DATA RECORDS

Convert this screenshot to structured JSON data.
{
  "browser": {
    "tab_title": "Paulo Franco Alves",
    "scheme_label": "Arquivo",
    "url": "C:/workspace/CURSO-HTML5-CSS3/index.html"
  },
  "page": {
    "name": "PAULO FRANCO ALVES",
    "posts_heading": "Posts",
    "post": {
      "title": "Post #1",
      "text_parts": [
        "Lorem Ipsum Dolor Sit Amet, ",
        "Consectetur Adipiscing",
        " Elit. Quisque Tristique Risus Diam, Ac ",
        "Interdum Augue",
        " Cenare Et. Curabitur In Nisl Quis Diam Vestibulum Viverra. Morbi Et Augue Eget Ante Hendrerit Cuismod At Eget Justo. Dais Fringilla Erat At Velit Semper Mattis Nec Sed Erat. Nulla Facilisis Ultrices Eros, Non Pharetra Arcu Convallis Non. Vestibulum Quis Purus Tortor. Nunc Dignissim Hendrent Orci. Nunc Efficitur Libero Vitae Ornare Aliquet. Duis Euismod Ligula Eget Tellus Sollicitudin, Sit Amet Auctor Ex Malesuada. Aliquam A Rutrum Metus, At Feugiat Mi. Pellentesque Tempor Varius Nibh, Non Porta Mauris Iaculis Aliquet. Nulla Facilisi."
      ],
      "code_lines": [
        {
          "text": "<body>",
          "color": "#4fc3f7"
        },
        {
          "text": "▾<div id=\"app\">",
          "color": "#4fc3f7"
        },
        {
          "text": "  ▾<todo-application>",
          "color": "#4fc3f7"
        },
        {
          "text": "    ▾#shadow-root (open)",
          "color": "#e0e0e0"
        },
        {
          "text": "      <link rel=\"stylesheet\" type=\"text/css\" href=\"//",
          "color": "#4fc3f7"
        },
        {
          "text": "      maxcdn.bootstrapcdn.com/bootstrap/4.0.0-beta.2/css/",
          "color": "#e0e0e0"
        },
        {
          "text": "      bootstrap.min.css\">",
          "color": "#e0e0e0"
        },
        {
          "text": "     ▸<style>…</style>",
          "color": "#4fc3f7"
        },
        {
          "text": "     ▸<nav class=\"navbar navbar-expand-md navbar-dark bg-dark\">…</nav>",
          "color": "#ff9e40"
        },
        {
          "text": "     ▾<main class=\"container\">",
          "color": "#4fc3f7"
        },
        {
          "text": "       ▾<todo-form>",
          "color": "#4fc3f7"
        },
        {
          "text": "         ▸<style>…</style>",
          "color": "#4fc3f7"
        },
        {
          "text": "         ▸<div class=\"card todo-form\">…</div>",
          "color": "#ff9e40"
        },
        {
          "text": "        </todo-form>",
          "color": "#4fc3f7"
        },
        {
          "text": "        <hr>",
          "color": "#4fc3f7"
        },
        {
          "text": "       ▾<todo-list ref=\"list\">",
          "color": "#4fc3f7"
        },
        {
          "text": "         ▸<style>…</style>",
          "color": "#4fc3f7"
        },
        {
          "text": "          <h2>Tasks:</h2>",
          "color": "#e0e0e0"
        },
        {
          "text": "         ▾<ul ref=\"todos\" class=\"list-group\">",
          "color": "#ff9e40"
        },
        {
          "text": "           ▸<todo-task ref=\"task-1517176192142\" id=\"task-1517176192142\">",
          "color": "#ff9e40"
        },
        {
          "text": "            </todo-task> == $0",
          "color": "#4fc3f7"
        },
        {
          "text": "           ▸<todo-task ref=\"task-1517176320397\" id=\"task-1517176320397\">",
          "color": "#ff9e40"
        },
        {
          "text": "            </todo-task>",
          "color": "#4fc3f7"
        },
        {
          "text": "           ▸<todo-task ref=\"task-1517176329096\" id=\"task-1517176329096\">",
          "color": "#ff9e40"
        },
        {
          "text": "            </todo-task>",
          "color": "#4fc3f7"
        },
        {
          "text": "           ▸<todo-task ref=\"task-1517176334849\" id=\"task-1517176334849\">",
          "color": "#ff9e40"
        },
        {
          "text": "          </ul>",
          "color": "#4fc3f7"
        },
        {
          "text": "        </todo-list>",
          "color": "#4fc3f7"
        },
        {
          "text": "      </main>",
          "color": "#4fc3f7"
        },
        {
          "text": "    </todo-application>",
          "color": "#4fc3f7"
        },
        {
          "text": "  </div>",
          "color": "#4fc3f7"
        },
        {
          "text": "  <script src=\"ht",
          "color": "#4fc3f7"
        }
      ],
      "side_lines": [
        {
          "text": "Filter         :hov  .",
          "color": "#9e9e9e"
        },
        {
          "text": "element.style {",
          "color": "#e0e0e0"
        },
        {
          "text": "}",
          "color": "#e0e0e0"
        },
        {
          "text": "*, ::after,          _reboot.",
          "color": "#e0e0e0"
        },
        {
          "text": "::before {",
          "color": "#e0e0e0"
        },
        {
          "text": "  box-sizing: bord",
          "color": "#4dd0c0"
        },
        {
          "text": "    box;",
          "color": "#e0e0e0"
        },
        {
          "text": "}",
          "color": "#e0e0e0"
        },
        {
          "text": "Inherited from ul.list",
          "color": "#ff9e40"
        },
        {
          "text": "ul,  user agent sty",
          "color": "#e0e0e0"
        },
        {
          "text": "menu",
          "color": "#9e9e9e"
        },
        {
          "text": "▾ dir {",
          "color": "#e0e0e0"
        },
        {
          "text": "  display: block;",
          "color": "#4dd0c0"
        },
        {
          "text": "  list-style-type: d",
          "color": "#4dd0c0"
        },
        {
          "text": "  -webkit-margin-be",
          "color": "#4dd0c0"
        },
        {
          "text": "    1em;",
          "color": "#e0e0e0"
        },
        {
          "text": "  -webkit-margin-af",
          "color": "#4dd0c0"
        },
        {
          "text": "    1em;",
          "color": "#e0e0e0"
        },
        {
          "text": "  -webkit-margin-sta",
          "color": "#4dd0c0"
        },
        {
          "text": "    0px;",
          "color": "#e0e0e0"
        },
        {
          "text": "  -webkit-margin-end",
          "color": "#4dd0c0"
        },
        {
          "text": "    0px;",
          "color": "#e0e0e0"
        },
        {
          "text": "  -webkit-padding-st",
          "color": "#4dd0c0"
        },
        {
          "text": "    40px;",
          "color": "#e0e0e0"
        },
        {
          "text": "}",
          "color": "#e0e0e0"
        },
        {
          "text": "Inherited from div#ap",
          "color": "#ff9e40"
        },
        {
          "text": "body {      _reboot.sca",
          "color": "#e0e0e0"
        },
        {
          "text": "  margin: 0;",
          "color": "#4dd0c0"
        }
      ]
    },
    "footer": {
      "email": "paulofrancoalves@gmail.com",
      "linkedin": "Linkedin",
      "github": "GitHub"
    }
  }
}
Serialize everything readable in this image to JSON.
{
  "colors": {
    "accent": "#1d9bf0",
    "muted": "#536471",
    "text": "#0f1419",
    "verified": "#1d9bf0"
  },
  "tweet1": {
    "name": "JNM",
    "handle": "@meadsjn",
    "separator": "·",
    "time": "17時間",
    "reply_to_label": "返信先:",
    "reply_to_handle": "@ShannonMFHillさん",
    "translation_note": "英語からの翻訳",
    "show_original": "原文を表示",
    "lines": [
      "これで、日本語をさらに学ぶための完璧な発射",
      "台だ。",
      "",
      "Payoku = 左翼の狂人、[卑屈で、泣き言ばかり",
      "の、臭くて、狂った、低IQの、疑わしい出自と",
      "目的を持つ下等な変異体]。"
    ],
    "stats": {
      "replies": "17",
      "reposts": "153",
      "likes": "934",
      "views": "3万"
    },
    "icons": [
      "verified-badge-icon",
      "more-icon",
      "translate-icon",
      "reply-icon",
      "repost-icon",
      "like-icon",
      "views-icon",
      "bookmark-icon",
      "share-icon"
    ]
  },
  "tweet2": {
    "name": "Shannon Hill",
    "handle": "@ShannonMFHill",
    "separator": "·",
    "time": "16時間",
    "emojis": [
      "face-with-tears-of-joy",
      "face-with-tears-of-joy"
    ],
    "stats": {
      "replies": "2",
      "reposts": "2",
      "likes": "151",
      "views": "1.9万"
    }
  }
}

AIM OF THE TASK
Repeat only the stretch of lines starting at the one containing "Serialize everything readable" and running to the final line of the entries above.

EXERCISE OUTPUT
Serialize everything readable in this image to JSON.
{
  "colors": {
    "accent": "#1d9bf0",
    "muted": "#536471",
    "text": "#0f1419",
    "verified": "#1d9bf0"
  },
  "tweet1": {
    "name": "JNM",
    "handle": "@meadsjn",
    "separator": "·",
    "time": "17時間",
    "reply_to_label": "返信先:",
    "reply_to_handle": "@ShannonMFHillさん",
    "translation_note": "英語からの翻訳",
    "show_original": "原文を表示",
    "lines": [
      "これで、日本語をさらに学ぶための完璧な発射",
      "台だ。",
      "",
      "Payoku = 左翼の狂人、[卑屈で、泣き言ばかり",
      "の、臭くて、狂った、低IQの、疑わしい出自と",
      "目的を持つ下等な変異体]。"
    ],
    "stats": {
      "replies": "17",
      "reposts": "153",
      "likes": "934",
      "views": "3万"
    },
    "icons": [
      "verified-badge-icon",
      "more-icon",
      "translate-icon",
      "reply-icon",
      "repost-icon",
      "like-icon",
      "views-icon",
      "bookmark-icon",
      "share-icon"
    ]
  },
  "tweet2": {
    "name": "Shannon Hill",
    "handle": "@ShannonMFHill",
    "separator": "·",
    "time": "16時間",
    "emojis": [
      "face-with-tears-of-joy",
      "face-with-tears-of-joy"
    ],
    "stats": {
      "replies": "2",
      "reposts": "2",
      "likes": "151",
      "views": "1.9万"
    }
  }
}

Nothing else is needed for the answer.